◆ Exercise:
Nothing but the pictures may be left out. Restate the rest of the entries word for word.

◆ Provided entries:
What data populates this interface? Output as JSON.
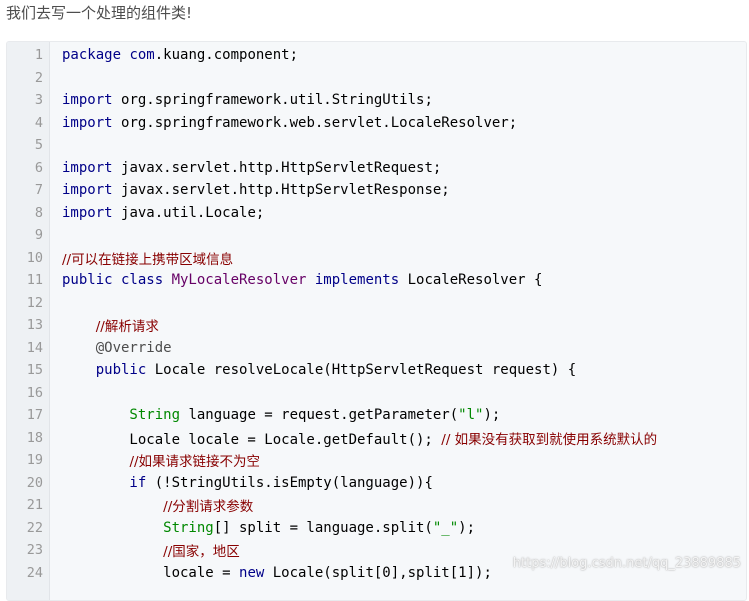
{
  "intro_text": "我们去写一个处理的组件类!",
  "colors": {
    "keyword": "#000088",
    "class_name": "#660066",
    "string": "#008800",
    "comment": "#880000",
    "plain": "#000000",
    "line_number": "#999999",
    "background": "#f6f8fa"
  },
  "code_lines": [
    {
      "n": "1",
      "tokens": [
        {
          "t": "kw",
          "v": "package "
        },
        {
          "t": "kw",
          "v": "com"
        },
        {
          "t": "pl",
          "v": ".kuang.component;"
        }
      ]
    },
    {
      "n": "2",
      "tokens": []
    },
    {
      "n": "3",
      "tokens": [
        {
          "t": "kw",
          "v": "import "
        },
        {
          "t": "pl",
          "v": "org.springframework.util.StringUtils;"
        }
      ]
    },
    {
      "n": "4",
      "tokens": [
        {
          "t": "kw",
          "v": "import "
        },
        {
          "t": "pl",
          "v": "org.springframework.web.servlet.LocaleResolver;"
        }
      ]
    },
    {
      "n": "5",
      "tokens": []
    },
    {
      "n": "6",
      "tokens": [
        {
          "t": "kw",
          "v": "import "
        },
        {
          "t": "pl",
          "v": "javax.servlet.http.HttpServletRequest;"
        }
      ]
    },
    {
      "n": "7",
      "tokens": [
        {
          "t": "kw",
          "v": "import "
        },
        {
          "t": "pl",
          "v": "javax.servlet.http.HttpServletResponse;"
        }
      ]
    },
    {
      "n": "8",
      "tokens": [
        {
          "t": "kw",
          "v": "import "
        },
        {
          "t": "pl",
          "v": "java.util.Locale;"
        }
      ]
    },
    {
      "n": "9",
      "tokens": []
    },
    {
      "n": "10",
      "tokens": [
        {
          "t": "cmt",
          "v": "//可以在链接上携带区域信息"
        }
      ]
    },
    {
      "n": "11",
      "tokens": [
        {
          "t": "kw",
          "v": "public class "
        },
        {
          "t": "cls",
          "v": "MyLocaleResolver "
        },
        {
          "t": "kw",
          "v": "implements "
        },
        {
          "t": "pl",
          "v": "LocaleResolver {"
        }
      ]
    },
    {
      "n": "12",
      "tokens": []
    },
    {
      "n": "13",
      "tokens": [
        {
          "t": "pl",
          "v": "    "
        },
        {
          "t": "cmt",
          "v": "//解析请求"
        }
      ]
    },
    {
      "n": "14",
      "tokens": [
        {
          "t": "ann",
          "v": "    @Override"
        }
      ]
    },
    {
      "n": "15",
      "tokens": [
        {
          "t": "kw",
          "v": "    public "
        },
        {
          "t": "pl",
          "v": "Locale resolveLocale(HttpServletRequest request) {"
        }
      ]
    },
    {
      "n": "16",
      "tokens": []
    },
    {
      "n": "17",
      "tokens": [
        {
          "t": "typ",
          "v": "        String "
        },
        {
          "t": "pl",
          "v": "language = request.getParameter("
        },
        {
          "t": "str",
          "v": "\"l\""
        },
        {
          "t": "pl",
          "v": ");"
        }
      ]
    },
    {
      "n": "18",
      "tokens": [
        {
          "t": "pl",
          "v": "        Locale locale = Locale.getDefault(); "
        },
        {
          "t": "cmt",
          "v": "// 如果没有获取到就使用系统默认的"
        }
      ]
    },
    {
      "n": "19",
      "tokens": [
        {
          "t": "pl",
          "v": "        "
        },
        {
          "t": "cmt",
          "v": "//如果请求链接不为空"
        }
      ]
    },
    {
      "n": "20",
      "tokens": [
        {
          "t": "kw",
          "v": "        if "
        },
        {
          "t": "pl",
          "v": "(!StringUtils.isEmpty(language)){"
        }
      ]
    },
    {
      "n": "21",
      "tokens": [
        {
          "t": "pl",
          "v": "            "
        },
        {
          "t": "cmt",
          "v": "//分割请求参数"
        }
      ]
    },
    {
      "n": "22",
      "tokens": [
        {
          "t": "typ",
          "v": "            String"
        },
        {
          "t": "pl",
          "v": "[] split = language.split("
        },
        {
          "t": "str",
          "v": "\"_\""
        },
        {
          "t": "pl",
          "v": ");"
        }
      ]
    },
    {
      "n": "23",
      "tokens": [
        {
          "t": "pl",
          "v": "            "
        },
        {
          "t": "cmt",
          "v": "//国家，地区"
        }
      ]
    },
    {
      "n": "24",
      "tokens": [
        {
          "t": "pl",
          "v": "            locale = "
        },
        {
          "t": "kw",
          "v": "new "
        },
        {
          "t": "pl",
          "v": "Locale(split[0],split[1]);"
        }
      ]
    }
  ],
  "watermark": "https://blog.csdn.net/qq_23889885"
}
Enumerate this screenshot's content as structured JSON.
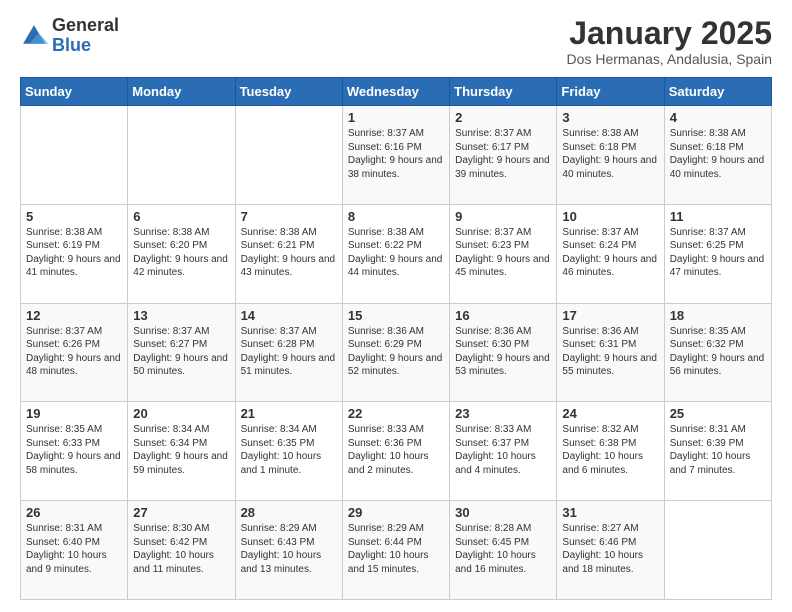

◆ Your response:
What data populates this interface? Output as JSON.
{
  "intro_text": "我们去写一个处理的组件类!",
  "colors": {
    "keyword": "#000088",
    "class_name": "#660066",
    "string": "#008800",
    "comment": "#880000",
    "plain": "#000000",
    "line_number": "#999999",
    "background": "#f6f8fa"
  },
  "code_lines": [
    {
      "n": "1",
      "tokens": [
        {
          "t": "kw",
          "v": "package "
        },
        {
          "t": "kw",
          "v": "com"
        },
        {
          "t": "pl",
          "v": ".kuang.component;"
        }
      ]
    },
    {
      "n": "2",
      "tokens": []
    },
    {
      "n": "3",
      "tokens": [
        {
          "t": "kw",
          "v": "import "
        },
        {
          "t": "pl",
          "v": "org.springframework.util.StringUtils;"
        }
      ]
    },
    {
      "n": "4",
      "tokens": [
        {
          "t": "kw",
          "v": "import "
        },
        {
          "t": "pl",
          "v": "org.springframework.web.servlet.LocaleResolver;"
        }
      ]
    },
    {
      "n": "5",
      "tokens": []
    },
    {
      "n": "6",
      "tokens": [
        {
          "t": "kw",
          "v": "import "
        },
        {
          "t": "pl",
          "v": "javax.servlet.http.HttpServletRequest;"
        }
      ]
    },
    {
      "n": "7",
      "tokens": [
        {
          "t": "kw",
          "v": "import "
        },
        {
          "t": "pl",
          "v": "javax.servlet.http.HttpServletResponse;"
        }
      ]
    },
    {
      "n": "8",
      "tokens": [
        {
          "t": "kw",
          "v": "import "
        },
        {
          "t": "pl",
          "v": "java.util.Locale;"
        }
      ]
    },
    {
      "n": "9",
      "tokens": []
    },
    {
      "n": "10",
      "tokens": [
        {
          "t": "cmt",
          "v": "//可以在链接上携带区域信息"
        }
      ]
    },
    {
      "n": "11",
      "tokens": [
        {
          "t": "kw",
          "v": "public class "
        },
        {
          "t": "cls",
          "v": "MyLocaleResolver "
        },
        {
          "t": "kw",
          "v": "implements "
        },
        {
          "t": "pl",
          "v": "LocaleResolver {"
        }
      ]
    },
    {
      "n": "12",
      "tokens": []
    },
    {
      "n": "13",
      "tokens": [
        {
          "t": "pl",
          "v": "    "
        },
        {
          "t": "cmt",
          "v": "//解析请求"
        }
      ]
    },
    {
      "n": "14",
      "tokens": [
        {
          "t": "ann",
          "v": "    @Override"
        }
      ]
    },
    {
      "n": "15",
      "tokens": [
        {
          "t": "kw",
          "v": "    public "
        },
        {
          "t": "pl",
          "v": "Locale resolveLocale(HttpServletRequest request) {"
        }
      ]
    },
    {
      "n": "16",
      "tokens": []
    },
    {
      "n": "17",
      "tokens": [
        {
          "t": "typ",
          "v": "        String "
        },
        {
          "t": "pl",
          "v": "language = request.getParameter("
        },
        {
          "t": "str",
          "v": "\"l\""
        },
        {
          "t": "pl",
          "v": ");"
        }
      ]
    },
    {
      "n": "18",
      "tokens": [
        {
          "t": "pl",
          "v": "        Locale locale = Locale.getDefault(); "
        },
        {
          "t": "cmt",
          "v": "// 如果没有获取到就使用系统默认的"
        }
      ]
    },
    {
      "n": "19",
      "tokens": [
        {
          "t": "pl",
          "v": "        "
        },
        {
          "t": "cmt",
          "v": "//如果请求链接不为空"
        }
      ]
    },
    {
      "n": "20",
      "tokens": [
        {
          "t": "kw",
          "v": "        if "
        },
        {
          "t": "pl",
          "v": "(!StringUtils.isEmpty(language)){"
        }
      ]
    },
    {
      "n": "21",
      "tokens": [
        {
          "t": "pl",
          "v": "            "
        },
        {
          "t": "cmt",
          "v": "//分割请求参数"
        }
      ]
    },
    {
      "n": "22",
      "tokens": [
        {
          "t": "typ",
          "v": "            String"
        },
        {
          "t": "pl",
          "v": "[] split = language.split("
        },
        {
          "t": "str",
          "v": "\"_\""
        },
        {
          "t": "pl",
          "v": ");"
        }
      ]
    },
    {
      "n": "23",
      "tokens": [
        {
          "t": "pl",
          "v": "            "
        },
        {
          "t": "cmt",
          "v": "//国家，地区"
        }
      ]
    },
    {
      "n": "24",
      "tokens": [
        {
          "t": "pl",
          "v": "            locale = "
        },
        {
          "t": "kw",
          "v": "new "
        },
        {
          "t": "pl",
          "v": "Locale(split[0],split[1]);"
        }
      ]
    }
  ],
  "watermark": "https://blog.csdn.net/qq_23889885"
}
Enumerate this screenshot's content as structured JSON.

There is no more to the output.